Aim of the exercise: Set down the entries once more exactly as they were written.

┌──

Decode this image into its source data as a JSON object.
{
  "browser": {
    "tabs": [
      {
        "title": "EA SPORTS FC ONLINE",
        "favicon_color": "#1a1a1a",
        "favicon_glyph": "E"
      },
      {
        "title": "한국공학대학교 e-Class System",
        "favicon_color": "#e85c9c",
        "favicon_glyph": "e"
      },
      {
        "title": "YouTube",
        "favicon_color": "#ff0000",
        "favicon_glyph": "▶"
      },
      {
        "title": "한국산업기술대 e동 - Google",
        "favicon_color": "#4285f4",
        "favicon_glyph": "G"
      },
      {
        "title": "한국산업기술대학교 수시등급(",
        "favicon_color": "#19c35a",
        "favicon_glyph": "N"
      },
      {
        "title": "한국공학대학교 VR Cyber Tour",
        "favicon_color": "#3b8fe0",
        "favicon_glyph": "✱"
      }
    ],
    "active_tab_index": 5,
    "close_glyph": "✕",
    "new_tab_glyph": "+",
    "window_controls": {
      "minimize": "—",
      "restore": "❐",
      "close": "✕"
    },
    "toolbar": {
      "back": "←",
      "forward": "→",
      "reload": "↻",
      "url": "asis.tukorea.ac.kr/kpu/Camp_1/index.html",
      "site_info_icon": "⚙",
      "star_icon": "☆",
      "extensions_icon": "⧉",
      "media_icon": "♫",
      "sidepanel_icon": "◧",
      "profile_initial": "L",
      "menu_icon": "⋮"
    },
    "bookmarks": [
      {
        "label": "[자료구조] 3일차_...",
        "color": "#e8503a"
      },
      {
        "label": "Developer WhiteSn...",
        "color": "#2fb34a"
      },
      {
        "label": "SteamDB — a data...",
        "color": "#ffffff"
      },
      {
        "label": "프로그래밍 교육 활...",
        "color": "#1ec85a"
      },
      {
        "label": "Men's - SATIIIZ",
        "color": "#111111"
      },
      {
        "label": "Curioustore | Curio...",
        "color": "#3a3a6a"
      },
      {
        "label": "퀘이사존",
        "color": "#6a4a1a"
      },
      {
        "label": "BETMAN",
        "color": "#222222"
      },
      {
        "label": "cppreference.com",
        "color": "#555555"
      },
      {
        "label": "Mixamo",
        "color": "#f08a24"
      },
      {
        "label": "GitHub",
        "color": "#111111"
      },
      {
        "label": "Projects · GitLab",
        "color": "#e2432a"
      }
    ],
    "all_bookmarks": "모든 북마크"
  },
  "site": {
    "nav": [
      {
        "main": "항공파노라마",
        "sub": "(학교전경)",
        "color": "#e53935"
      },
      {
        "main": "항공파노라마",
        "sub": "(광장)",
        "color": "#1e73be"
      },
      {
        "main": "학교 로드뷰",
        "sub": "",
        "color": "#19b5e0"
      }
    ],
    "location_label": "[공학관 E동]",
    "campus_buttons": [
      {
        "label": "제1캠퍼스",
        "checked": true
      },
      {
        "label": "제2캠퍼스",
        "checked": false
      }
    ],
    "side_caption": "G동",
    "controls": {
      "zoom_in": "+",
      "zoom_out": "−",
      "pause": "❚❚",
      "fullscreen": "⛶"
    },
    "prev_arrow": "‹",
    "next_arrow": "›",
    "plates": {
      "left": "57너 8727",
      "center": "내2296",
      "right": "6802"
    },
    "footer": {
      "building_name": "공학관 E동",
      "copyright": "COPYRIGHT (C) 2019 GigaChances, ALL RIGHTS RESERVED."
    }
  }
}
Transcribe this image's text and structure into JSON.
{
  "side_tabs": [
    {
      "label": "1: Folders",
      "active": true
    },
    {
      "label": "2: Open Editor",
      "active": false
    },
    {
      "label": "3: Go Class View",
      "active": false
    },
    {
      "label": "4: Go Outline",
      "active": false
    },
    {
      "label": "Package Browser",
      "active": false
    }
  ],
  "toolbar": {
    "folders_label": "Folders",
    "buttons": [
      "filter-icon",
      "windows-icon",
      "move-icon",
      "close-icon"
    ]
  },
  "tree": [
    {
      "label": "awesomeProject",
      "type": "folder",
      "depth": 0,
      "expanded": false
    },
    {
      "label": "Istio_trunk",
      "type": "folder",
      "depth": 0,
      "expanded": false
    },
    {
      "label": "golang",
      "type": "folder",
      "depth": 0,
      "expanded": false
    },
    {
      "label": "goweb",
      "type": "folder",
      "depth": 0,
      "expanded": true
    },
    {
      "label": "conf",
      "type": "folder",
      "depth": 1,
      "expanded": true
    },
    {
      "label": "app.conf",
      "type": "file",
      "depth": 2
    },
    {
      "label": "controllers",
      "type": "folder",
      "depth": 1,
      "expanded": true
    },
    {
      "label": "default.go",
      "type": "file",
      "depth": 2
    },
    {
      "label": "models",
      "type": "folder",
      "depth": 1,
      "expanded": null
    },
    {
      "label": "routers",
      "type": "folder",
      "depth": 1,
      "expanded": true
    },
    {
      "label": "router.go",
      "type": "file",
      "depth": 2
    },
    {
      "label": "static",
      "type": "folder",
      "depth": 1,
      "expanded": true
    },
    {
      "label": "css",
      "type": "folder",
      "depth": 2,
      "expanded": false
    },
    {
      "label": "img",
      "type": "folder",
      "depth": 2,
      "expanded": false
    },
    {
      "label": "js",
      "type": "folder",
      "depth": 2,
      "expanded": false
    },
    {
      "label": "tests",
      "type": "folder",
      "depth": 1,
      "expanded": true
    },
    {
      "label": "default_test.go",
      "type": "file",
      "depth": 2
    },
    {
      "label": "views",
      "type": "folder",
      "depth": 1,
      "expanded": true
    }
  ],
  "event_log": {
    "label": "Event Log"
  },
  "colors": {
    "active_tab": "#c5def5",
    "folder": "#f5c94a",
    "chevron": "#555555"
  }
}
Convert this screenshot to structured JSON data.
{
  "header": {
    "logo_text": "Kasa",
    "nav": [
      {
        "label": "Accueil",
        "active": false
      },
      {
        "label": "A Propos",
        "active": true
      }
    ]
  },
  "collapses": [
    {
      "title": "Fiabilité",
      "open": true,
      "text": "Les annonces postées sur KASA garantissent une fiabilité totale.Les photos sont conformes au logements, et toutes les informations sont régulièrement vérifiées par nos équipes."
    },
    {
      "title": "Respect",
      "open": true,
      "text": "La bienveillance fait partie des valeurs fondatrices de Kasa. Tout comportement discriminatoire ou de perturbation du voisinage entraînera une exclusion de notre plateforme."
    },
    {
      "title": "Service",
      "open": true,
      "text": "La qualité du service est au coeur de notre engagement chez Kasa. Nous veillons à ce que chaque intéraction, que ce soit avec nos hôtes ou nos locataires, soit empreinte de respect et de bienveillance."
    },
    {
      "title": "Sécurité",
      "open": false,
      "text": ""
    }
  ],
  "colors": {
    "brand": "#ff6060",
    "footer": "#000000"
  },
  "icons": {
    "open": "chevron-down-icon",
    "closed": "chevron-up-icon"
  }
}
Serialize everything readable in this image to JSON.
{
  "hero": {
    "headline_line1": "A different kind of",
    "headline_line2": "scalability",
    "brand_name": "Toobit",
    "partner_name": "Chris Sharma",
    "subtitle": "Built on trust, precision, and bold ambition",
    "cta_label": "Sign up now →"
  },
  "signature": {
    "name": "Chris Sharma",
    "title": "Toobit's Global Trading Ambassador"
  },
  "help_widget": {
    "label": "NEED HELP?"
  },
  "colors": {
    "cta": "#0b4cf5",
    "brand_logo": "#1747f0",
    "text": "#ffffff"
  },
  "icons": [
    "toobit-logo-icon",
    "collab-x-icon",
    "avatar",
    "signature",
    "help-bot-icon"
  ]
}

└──

Final answer:
Decode this image into its source data as a JSON object.
{
  "browser": {
    "tabs": [
      {
        "title": "EA SPORTS FC ONLINE",
        "favicon_color": "#1a1a1a",
        "favicon_glyph": "E"
      },
      {
        "title": "한국공학대학교 e-Class System",
        "favicon_color": "#e85c9c",
        "favicon_glyph": "e"
      },
      {
        "title": "YouTube",
        "favicon_color": "#ff0000",
        "favicon_glyph": "▶"
      },
      {
        "title": "한국산업기술대 e동 - Google",
        "favicon_color": "#4285f4",
        "favicon_glyph": "G"
      },
      {
        "title": "한국산업기술대학교 수시등급(",
        "favicon_color": "#19c35a",
        "favicon_glyph": "N"
      },
      {
        "title": "한국공학대학교 VR Cyber Tour",
        "favicon_color": "#3b8fe0",
        "favicon_glyph": "✱"
      }
    ],
    "active_tab_index": 5,
    "close_glyph": "✕",
    "new_tab_glyph": "+",
    "window_controls": {
      "minimize": "—",
      "restore": "❐",
      "close": "✕"
    },
    "toolbar": {
      "back": "←",
      "forward": "→",
      "reload": "↻",
      "url": "asis.tukorea.ac.kr/kpu/Camp_1/index.html",
      "site_info_icon": "⚙",
      "star_icon": "☆",
      "extensions_icon": "⧉",
      "media_icon": "♫",
      "sidepanel_icon": "◧",
      "profile_initial": "L",
      "menu_icon": "⋮"
    },
    "bookmarks": [
      {
        "label": "[자료구조] 3일차_...",
        "color": "#e8503a"
      },
      {
        "label": "Developer WhiteSn...",
        "color": "#2fb34a"
      },
      {
        "label": "SteamDB — a data...",
        "color": "#ffffff"
      },
      {
        "label": "프로그래밍 교육 활...",
        "color": "#1ec85a"
      },
      {
        "label": "Men's - SATIIIZ",
        "color": "#111111"
      },
      {
        "label": "Curioustore | Curio...",
        "color": "#3a3a6a"
      },
      {
        "label": "퀘이사존",
        "color": "#6a4a1a"
      },
      {
        "label": "BETMAN",
        "color": "#222222"
      },
      {
        "label": "cppreference.com",
        "color": "#555555"
      },
      {
        "label": "Mixamo",
        "color": "#f08a24"
      },
      {
        "label": "GitHub",
        "color": "#111111"
      },
      {
        "label": "Projects · GitLab",
        "color": "#e2432a"
      }
    ],
    "all_bookmarks": "모든 북마크"
  },
  "site": {
    "nav": [
      {
        "main": "항공파노라마",
        "sub": "(학교전경)",
        "color": "#e53935"
      },
      {
        "main": "항공파노라마",
        "sub": "(광장)",
        "color": "#1e73be"
      },
      {
        "main": "학교 로드뷰",
        "sub": "",
        "color": "#19b5e0"
      }
    ],
    "location_label": "[공학관 E동]",
    "campus_buttons": [
      {
        "label": "제1캠퍼스",
        "checked": true
      },
      {
        "label": "제2캠퍼스",
        "checked": false
      }
    ],
    "side_caption": "G동",
    "controls": {
      "zoom_in": "+",
      "zoom_out": "−",
      "pause": "❚❚",
      "fullscreen": "⛶"
    },
    "prev_arrow": "‹",
    "next_arrow": "›",
    "plates": {
      "left": "57너 8727",
      "center": "내2296",
      "right": "6802"
    },
    "footer": {
      "building_name": "공학관 E동",
      "copyright": "COPYRIGHT (C) 2019 GigaChances, ALL RIGHTS RESERVED."
    }
  }
}
Transcribe this image's text and structure into JSON.
{
  "side_tabs": [
    {
      "label": "1: Folders",
      "active": true
    },
    {
      "label": "2: Open Editor",
      "active": false
    },
    {
      "label": "3: Go Class View",
      "active": false
    },
    {
      "label": "4: Go Outline",
      "active": false
    },
    {
      "label": "Package Browser",
      "active": false
    }
  ],
  "toolbar": {
    "folders_label": "Folders",
    "buttons": [
      "filter-icon",
      "windows-icon",
      "move-icon",
      "close-icon"
    ]
  },
  "tree": [
    {
      "label": "awesomeProject",
      "type": "folder",
      "depth": 0,
      "expanded": false
    },
    {
      "label": "Istio_trunk",
      "type": "folder",
      "depth": 0,
      "expanded": false
    },
    {
      "label": "golang",
      "type": "folder",
      "depth": 0,
      "expanded": false
    },
    {
      "label": "goweb",
      "type": "folder",
      "depth": 0,
      "expanded": true
    },
    {
      "label": "conf",
      "type": "folder",
      "depth": 1,
      "expanded": true
    },
    {
      "label": "app.conf",
      "type": "file",
      "depth": 2
    },
    {
      "label": "controllers",
      "type": "folder",
      "depth": 1,
      "expanded": true
    },
    {
      "label": "default.go",
      "type": "file",
      "depth": 2
    },
    {
      "label": "models",
      "type": "folder",
      "depth": 1,
      "expanded": null
    },
    {
      "label": "routers",
      "type": "folder",
      "depth": 1,
      "expanded": true
    },
    {
      "label": "router.go",
      "type": "file",
      "depth": 2
    },
    {
      "label": "static",
      "type": "folder",
      "depth": 1,
      "expanded": true
    },
    {
      "label": "css",
      "type": "folder",
      "depth": 2,
      "expanded": false
    },
    {
      "label": "img",
      "type": "folder",
      "depth": 2,
      "expanded": false
    },
    {
      "label": "js",
      "type": "folder",
      "depth": 2,
      "expanded": false
    },
    {
      "label": "tests",
      "type": "folder",
      "depth": 1,
      "expanded": true
    },
    {
      "label": "default_test.go",
      "type": "file",
      "depth": 2
    },
    {
      "label": "views",
      "type": "folder",
      "depth": 1,
      "expanded": true
    }
  ],
  "event_log": {
    "label": "Event Log"
  },
  "colors": {
    "active_tab": "#c5def5",
    "folder": "#f5c94a",
    "chevron": "#555555"
  }
}
Convert this screenshot to structured JSON data.
{
  "header": {
    "logo_text": "Kasa",
    "nav": [
      {
        "label": "Accueil",
        "active": false
      },
      {
        "label": "A Propos",
        "active": true
      }
    ]
  },
  "collapses": [
    {
      "title": "Fiabilité",
      "open": true,
      "text": "Les annonces postées sur KASA garantissent une fiabilité totale.Les photos sont conformes au logements, et toutes les informations sont régulièrement vérifiées par nos équipes."
    },
    {
      "title": "Respect",
      "open": true,
      "text": "La bienveillance fait partie des valeurs fondatrices de Kasa. Tout comportement discriminatoire ou de perturbation du voisinage entraînera une exclusion de notre plateforme."
    },
    {
      "title": "Service",
      "open": true,
      "text": "La qualité du service est au coeur de notre engagement chez Kasa. Nous veillons à ce que chaque intéraction, que ce soit avec nos hôtes ou nos locataires, soit empreinte de respect et de bienveillance."
    },
    {
      "title": "Sécurité",
      "open": false,
      "text": ""
    }
  ],
  "colors": {
    "brand": "#ff6060",
    "footer": "#000000"
  },
  "icons": {
    "open": "chevron-down-icon",
    "closed": "chevron-up-icon"
  }
}
Serialize everything readable in this image to JSON.
{
  "hero": {
    "headline_line1": "A different kind of",
    "headline_line2": "scalability",
    "brand_name": "Toobit",
    "partner_name": "Chris Sharma",
    "subtitle": "Built on trust, precision, and bold ambition",
    "cta_label": "Sign up now →"
  },
  "signature": {
    "name": "Chris Sharma",
    "title": "Toobit's Global Trading Ambassador"
  },
  "help_widget": {
    "label": "NEED HELP?"
  },
  "colors": {
    "cta": "#0b4cf5",
    "brand_logo": "#1747f0",
    "text": "#ffffff"
  },
  "icons": [
    "toobit-logo-icon",
    "collab-x-icon",
    "avatar",
    "signature",
    "help-bot-icon"
  ]
}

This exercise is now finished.